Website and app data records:
--

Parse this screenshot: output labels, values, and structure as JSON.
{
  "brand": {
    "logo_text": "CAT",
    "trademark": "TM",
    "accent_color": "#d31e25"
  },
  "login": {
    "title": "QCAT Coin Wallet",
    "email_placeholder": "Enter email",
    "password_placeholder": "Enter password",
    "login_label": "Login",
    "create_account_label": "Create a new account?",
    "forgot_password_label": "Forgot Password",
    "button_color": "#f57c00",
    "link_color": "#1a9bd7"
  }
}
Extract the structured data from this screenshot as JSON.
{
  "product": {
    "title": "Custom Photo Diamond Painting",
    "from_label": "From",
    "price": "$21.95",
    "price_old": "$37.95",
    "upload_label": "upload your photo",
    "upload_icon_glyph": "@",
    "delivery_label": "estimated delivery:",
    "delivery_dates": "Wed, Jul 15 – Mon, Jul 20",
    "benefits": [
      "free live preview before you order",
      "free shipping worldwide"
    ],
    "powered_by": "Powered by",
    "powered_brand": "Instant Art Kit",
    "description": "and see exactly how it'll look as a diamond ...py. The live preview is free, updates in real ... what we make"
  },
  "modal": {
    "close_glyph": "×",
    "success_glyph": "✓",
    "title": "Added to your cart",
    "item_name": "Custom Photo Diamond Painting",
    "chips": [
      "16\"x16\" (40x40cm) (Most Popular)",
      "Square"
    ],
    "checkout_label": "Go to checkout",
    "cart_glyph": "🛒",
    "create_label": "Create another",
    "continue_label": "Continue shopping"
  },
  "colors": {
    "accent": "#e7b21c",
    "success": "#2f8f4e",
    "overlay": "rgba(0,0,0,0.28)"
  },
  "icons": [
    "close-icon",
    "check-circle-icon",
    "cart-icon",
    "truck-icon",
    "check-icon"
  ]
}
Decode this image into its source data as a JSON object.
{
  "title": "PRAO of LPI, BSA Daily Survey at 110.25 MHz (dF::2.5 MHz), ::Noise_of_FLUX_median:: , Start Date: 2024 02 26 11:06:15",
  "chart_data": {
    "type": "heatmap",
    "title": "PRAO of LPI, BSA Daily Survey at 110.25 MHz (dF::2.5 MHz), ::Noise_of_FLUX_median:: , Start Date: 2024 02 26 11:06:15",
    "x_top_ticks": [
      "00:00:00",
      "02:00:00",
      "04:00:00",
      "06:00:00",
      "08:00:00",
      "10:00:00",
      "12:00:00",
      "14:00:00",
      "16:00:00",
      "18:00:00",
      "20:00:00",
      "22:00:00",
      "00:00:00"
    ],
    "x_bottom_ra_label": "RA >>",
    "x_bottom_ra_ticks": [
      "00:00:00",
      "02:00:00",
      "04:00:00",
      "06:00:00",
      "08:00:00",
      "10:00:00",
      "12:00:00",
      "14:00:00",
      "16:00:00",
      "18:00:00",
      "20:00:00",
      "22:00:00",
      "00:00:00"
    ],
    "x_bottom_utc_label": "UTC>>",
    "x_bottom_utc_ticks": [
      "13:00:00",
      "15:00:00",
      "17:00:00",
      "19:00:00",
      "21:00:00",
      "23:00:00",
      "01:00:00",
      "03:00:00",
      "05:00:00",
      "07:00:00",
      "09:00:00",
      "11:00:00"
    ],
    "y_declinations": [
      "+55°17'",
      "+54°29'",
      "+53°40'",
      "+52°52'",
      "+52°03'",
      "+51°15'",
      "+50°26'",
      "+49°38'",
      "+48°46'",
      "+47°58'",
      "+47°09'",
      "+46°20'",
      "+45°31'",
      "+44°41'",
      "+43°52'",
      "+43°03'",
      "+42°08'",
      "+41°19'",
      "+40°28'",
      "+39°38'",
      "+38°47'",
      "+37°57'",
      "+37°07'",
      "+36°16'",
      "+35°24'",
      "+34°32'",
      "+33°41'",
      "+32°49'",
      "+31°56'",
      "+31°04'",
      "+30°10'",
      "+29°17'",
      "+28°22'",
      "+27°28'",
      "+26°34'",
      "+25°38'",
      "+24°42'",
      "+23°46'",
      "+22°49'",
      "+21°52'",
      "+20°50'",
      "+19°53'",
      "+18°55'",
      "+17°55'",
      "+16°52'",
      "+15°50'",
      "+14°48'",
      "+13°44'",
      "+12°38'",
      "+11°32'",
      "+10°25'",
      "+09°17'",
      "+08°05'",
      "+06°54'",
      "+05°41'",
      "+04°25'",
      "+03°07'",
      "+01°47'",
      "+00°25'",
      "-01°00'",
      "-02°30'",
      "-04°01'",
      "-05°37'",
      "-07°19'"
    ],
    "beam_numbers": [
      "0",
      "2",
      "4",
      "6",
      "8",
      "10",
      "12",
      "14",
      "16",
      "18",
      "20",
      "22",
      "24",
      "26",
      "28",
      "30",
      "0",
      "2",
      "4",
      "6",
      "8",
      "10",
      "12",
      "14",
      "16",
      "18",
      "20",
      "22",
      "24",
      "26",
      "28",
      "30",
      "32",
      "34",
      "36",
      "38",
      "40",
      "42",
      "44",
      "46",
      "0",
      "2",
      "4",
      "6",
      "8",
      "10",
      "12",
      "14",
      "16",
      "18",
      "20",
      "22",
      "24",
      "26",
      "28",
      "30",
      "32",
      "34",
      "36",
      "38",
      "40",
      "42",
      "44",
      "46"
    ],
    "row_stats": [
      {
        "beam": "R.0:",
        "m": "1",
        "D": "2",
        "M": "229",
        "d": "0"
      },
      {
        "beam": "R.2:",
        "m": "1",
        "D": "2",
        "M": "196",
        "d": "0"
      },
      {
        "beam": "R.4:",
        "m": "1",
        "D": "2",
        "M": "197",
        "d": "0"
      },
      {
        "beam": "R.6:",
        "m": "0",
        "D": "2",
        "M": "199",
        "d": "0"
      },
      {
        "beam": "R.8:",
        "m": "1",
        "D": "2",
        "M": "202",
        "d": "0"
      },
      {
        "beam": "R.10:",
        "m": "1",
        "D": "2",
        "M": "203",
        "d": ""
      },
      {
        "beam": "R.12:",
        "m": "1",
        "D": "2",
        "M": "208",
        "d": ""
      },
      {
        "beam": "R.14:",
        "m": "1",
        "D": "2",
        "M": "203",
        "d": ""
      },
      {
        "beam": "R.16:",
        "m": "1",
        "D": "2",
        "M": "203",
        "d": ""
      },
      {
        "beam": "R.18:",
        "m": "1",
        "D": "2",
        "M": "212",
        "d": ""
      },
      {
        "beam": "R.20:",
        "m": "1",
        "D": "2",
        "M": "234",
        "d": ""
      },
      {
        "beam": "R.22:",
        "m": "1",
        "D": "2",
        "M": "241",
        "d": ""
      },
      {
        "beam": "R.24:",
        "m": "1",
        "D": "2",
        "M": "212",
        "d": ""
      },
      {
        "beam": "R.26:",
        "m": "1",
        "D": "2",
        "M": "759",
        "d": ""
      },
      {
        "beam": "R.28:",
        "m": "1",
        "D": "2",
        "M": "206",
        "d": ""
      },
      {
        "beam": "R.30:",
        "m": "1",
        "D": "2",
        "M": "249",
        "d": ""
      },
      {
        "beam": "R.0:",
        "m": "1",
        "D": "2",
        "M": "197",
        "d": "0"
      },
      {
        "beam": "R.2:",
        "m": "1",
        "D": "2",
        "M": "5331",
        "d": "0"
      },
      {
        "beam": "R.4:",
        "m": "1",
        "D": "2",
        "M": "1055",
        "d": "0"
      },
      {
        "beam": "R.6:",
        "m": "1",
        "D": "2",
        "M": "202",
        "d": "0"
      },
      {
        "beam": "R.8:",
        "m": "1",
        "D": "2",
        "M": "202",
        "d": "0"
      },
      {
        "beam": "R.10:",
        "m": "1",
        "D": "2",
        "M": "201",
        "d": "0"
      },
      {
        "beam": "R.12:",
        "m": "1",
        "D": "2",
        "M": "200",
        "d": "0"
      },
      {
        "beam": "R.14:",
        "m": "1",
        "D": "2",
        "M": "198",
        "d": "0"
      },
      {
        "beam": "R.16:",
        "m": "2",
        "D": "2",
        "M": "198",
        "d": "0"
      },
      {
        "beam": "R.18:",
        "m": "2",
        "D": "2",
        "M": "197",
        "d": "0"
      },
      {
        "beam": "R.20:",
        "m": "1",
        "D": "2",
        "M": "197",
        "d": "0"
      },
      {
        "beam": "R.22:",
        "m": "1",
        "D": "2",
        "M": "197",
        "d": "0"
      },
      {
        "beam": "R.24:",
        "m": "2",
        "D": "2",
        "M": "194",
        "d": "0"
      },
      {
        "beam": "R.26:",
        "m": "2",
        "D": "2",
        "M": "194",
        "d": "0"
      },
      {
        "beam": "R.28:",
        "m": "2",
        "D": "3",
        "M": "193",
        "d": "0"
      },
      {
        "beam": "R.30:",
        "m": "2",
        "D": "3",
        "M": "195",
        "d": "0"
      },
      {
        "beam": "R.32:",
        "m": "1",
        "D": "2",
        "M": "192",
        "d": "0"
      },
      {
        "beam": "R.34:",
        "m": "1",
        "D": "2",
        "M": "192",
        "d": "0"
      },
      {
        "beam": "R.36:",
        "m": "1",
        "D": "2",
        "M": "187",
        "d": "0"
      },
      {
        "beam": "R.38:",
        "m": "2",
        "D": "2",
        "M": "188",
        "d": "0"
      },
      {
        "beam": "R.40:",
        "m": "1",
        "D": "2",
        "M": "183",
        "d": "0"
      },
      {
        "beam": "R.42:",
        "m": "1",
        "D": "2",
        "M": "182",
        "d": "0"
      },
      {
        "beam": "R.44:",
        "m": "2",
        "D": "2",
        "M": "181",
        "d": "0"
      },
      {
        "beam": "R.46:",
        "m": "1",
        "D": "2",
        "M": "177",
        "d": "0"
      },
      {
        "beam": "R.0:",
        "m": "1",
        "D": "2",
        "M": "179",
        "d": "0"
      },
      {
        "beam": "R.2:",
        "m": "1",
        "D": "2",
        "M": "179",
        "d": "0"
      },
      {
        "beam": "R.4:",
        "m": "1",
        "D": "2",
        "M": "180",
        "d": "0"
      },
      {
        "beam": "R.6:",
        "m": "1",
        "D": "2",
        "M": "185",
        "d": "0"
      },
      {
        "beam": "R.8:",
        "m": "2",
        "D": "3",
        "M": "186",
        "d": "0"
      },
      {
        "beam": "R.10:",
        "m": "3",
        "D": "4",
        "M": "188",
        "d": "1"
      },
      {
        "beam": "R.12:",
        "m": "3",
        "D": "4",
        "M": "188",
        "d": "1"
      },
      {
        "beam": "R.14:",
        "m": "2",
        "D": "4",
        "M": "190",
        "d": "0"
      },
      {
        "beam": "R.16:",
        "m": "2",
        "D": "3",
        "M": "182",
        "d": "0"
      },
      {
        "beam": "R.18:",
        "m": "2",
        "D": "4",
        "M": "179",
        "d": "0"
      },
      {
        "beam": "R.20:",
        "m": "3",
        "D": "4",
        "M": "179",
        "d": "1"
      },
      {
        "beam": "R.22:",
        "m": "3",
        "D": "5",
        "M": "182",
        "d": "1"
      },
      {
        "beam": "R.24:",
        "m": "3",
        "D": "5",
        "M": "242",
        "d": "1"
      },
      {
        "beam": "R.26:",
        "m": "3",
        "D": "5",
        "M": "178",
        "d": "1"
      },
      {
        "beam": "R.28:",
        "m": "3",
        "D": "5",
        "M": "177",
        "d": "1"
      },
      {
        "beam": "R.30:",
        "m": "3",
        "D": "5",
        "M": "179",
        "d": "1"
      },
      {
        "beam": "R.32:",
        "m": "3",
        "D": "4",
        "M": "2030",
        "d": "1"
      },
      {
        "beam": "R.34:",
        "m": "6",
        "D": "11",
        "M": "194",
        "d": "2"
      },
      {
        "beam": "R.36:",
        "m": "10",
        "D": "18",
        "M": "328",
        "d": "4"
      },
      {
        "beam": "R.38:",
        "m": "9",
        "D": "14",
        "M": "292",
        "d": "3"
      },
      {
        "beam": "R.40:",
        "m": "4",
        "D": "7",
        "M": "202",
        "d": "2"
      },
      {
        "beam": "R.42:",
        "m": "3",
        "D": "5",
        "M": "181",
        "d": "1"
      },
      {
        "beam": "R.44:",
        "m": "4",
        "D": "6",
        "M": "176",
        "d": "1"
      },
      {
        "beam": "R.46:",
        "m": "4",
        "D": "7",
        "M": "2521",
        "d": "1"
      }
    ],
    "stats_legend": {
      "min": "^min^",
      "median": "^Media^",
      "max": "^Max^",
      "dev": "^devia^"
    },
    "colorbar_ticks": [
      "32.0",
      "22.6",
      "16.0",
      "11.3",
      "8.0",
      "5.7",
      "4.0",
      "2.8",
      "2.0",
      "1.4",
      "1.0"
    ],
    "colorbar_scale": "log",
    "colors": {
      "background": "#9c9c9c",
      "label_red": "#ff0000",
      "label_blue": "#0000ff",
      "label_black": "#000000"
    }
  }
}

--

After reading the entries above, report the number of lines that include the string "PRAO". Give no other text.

2